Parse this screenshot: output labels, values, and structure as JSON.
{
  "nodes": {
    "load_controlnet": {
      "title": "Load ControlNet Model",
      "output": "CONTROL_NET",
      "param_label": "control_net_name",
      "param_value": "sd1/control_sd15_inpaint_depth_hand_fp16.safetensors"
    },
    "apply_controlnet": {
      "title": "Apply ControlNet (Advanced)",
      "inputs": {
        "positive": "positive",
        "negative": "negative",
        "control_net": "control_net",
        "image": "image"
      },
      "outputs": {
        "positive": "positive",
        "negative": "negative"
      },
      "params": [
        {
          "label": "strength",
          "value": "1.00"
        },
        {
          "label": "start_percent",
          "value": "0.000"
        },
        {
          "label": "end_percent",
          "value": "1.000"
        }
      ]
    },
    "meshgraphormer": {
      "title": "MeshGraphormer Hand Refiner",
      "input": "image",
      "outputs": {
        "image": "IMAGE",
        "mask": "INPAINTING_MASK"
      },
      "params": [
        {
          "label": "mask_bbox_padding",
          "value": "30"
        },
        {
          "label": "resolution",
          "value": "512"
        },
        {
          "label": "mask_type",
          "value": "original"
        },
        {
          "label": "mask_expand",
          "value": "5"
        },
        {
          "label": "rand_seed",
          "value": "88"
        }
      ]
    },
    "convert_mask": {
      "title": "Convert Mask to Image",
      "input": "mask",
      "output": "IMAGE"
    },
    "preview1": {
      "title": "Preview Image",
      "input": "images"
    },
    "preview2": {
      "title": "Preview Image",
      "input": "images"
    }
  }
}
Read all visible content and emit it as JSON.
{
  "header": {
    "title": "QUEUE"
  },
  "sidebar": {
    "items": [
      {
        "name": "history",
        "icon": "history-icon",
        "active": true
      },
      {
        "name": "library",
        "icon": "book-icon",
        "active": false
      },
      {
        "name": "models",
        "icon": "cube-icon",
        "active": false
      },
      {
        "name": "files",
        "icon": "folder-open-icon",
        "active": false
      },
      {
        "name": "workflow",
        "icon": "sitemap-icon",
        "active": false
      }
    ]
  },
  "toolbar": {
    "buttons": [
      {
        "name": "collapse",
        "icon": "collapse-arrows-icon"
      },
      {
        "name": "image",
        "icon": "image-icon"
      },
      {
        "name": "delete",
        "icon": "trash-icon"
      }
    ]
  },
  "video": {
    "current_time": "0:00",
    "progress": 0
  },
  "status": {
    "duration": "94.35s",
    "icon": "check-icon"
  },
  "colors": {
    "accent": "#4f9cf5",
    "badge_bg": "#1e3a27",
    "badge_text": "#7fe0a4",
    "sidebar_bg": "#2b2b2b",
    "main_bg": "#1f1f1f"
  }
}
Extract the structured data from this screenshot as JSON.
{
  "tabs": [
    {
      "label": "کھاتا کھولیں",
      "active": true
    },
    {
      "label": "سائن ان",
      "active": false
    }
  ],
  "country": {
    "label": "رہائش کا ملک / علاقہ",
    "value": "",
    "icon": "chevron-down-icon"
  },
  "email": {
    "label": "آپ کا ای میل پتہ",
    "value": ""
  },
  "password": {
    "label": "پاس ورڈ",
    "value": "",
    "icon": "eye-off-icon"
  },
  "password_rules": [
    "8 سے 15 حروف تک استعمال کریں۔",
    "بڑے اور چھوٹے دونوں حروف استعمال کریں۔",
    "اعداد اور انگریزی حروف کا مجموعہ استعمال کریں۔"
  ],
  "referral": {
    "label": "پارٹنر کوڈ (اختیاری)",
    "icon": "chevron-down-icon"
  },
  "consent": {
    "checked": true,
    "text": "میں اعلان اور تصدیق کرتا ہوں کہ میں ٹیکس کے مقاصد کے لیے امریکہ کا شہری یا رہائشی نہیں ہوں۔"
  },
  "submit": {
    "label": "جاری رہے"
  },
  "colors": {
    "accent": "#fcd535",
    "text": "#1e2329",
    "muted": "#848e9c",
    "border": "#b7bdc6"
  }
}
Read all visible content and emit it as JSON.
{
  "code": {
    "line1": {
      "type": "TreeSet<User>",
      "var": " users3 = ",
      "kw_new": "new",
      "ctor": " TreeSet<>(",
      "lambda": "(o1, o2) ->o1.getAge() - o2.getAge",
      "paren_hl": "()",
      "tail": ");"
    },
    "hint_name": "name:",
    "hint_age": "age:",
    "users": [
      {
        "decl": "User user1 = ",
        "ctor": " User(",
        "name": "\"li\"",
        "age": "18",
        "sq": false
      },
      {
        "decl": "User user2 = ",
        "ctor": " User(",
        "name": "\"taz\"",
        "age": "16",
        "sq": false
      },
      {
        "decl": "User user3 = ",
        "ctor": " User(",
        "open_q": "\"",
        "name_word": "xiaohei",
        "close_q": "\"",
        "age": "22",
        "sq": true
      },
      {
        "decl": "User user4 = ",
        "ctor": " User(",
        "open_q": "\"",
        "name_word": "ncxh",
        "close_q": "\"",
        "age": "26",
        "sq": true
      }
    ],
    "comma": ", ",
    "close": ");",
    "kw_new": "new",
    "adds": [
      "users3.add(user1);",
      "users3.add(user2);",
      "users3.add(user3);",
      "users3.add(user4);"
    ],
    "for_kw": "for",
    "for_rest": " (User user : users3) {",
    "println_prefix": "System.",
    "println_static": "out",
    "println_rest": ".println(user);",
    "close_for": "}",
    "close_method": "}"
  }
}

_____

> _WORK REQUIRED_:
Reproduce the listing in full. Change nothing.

> _ANSWER TO THE PROBLEM_:
Parse this screenshot: output labels, values, and structure as JSON.
{
  "nodes": {
    "load_controlnet": {
      "title": "Load ControlNet Model",
      "output": "CONTROL_NET",
      "param_label": "control_net_name",
      "param_value": "sd1/control_sd15_inpaint_depth_hand_fp16.safetensors"
    },
    "apply_controlnet": {
      "title": "Apply ControlNet (Advanced)",
      "inputs": {
        "positive": "positive",
        "negative": "negative",
        "control_net": "control_net",
        "image": "image"
      },
      "outputs": {
        "positive": "positive",
        "negative": "negative"
      },
      "params": [
        {
          "label": "strength",
          "value": "1.00"
        },
        {
          "label": "start_percent",
          "value": "0.000"
        },
        {
          "label": "end_percent",
          "value": "1.000"
        }
      ]
    },
    "meshgraphormer": {
      "title": "MeshGraphormer Hand Refiner",
      "input": "image",
      "outputs": {
        "image": "IMAGE",
        "mask": "INPAINTING_MASK"
      },
      "params": [
        {
          "label": "mask_bbox_padding",
          "value": "30"
        },
        {
          "label": "resolution",
          "value": "512"
        },
        {
          "label": "mask_type",
          "value": "original"
        },
        {
          "label": "mask_expand",
          "value": "5"
        },
        {
          "label": "rand_seed",
          "value": "88"
        }
      ]
    },
    "convert_mask": {
      "title": "Convert Mask to Image",
      "input": "mask",
      "output": "IMAGE"
    },
    "preview1": {
      "title": "Preview Image",
      "input": "images"
    },
    "preview2": {
      "title": "Preview Image",
      "input": "images"
    }
  }
}
Read all visible content and emit it as JSON.
{
  "header": {
    "title": "QUEUE"
  },
  "sidebar": {
    "items": [
      {
        "name": "history",
        "icon": "history-icon",
        "active": true
      },
      {
        "name": "library",
        "icon": "book-icon",
        "active": false
      },
      {
        "name": "models",
        "icon": "cube-icon",
        "active": false
      },
      {
        "name": "files",
        "icon": "folder-open-icon",
        "active": false
      },
      {
        "name": "workflow",
        "icon": "sitemap-icon",
        "active": false
      }
    ]
  },
  "toolbar": {
    "buttons": [
      {
        "name": "collapse",
        "icon": "collapse-arrows-icon"
      },
      {
        "name": "image",
        "icon": "image-icon"
      },
      {
        "name": "delete",
        "icon": "trash-icon"
      }
    ]
  },
  "video": {
    "current_time": "0:00",
    "progress": 0
  },
  "status": {
    "duration": "94.35s",
    "icon": "check-icon"
  },
  "colors": {
    "accent": "#4f9cf5",
    "badge_bg": "#1e3a27",
    "badge_text": "#7fe0a4",
    "sidebar_bg": "#2b2b2b",
    "main_bg": "#1f1f1f"
  }
}
Extract the structured data from this screenshot as JSON.
{
  "tabs": [
    {
      "label": "کھاتا کھولیں",
      "active": true
    },
    {
      "label": "سائن ان",
      "active": false
    }
  ],
  "country": {
    "label": "رہائش کا ملک / علاقہ",
    "value": "",
    "icon": "chevron-down-icon"
  },
  "email": {
    "label": "آپ کا ای میل پتہ",
    "value": ""
  },
  "password": {
    "label": "پاس ورڈ",
    "value": "",
    "icon": "eye-off-icon"
  },
  "password_rules": [
    "8 سے 15 حروف تک استعمال کریں۔",
    "بڑے اور چھوٹے دونوں حروف استعمال کریں۔",
    "اعداد اور انگریزی حروف کا مجموعہ استعمال کریں۔"
  ],
  "referral": {
    "label": "پارٹنر کوڈ (اختیاری)",
    "icon": "chevron-down-icon"
  },
  "consent": {
    "checked": true,
    "text": "میں اعلان اور تصدیق کرتا ہوں کہ میں ٹیکس کے مقاصد کے لیے امریکہ کا شہری یا رہائشی نہیں ہوں۔"
  },
  "submit": {
    "label": "جاری رہے"
  },
  "colors": {
    "accent": "#fcd535",
    "text": "#1e2329",
    "muted": "#848e9c",
    "border": "#b7bdc6"
  }
}
Read all visible content and emit it as JSON.
{
  "code": {
    "line1": {
      "type": "TreeSet<User>",
      "var": " users3 = ",
      "kw_new": "new",
      "ctor": " TreeSet<>(",
      "lambda": "(o1, o2) ->o1.getAge() - o2.getAge",
      "paren_hl": "()",
      "tail": ");"
    },
    "hint_name": "name:",
    "hint_age": "age:",
    "users": [
      {
        "decl": "User user1 = ",
        "ctor": " User(",
        "name": "\"li\"",
        "age": "18",
        "sq": false
      },
      {
        "decl": "User user2 = ",
        "ctor": " User(",
        "name": "\"taz\"",
        "age": "16",
        "sq": false
      },
      {
        "decl": "User user3 = ",
        "ctor": " User(",
        "open_q": "\"",
        "name_word": "xiaohei",
        "close_q": "\"",
        "age": "22",
        "sq": true
      },
      {
        "decl": "User user4 = ",
        "ctor": " User(",
        "open_q": "\"",
        "name_word": "ncxh",
        "close_q": "\"",
        "age": "26",
        "sq": true
      }
    ],
    "comma": ", ",
    "close": ");",
    "kw_new": "new",
    "adds": [
      "users3.add(user1);",
      "users3.add(user2);",
      "users3.add(user3);",
      "users3.add(user4);"
    ],
    "for_kw": "for",
    "for_rest": " (User user : users3) {",
    "println_prefix": "System.",
    "println_static": "out",
    "println_rest": ".println(user);",
    "close_for": "}",
    "close_method": "}"
  }
}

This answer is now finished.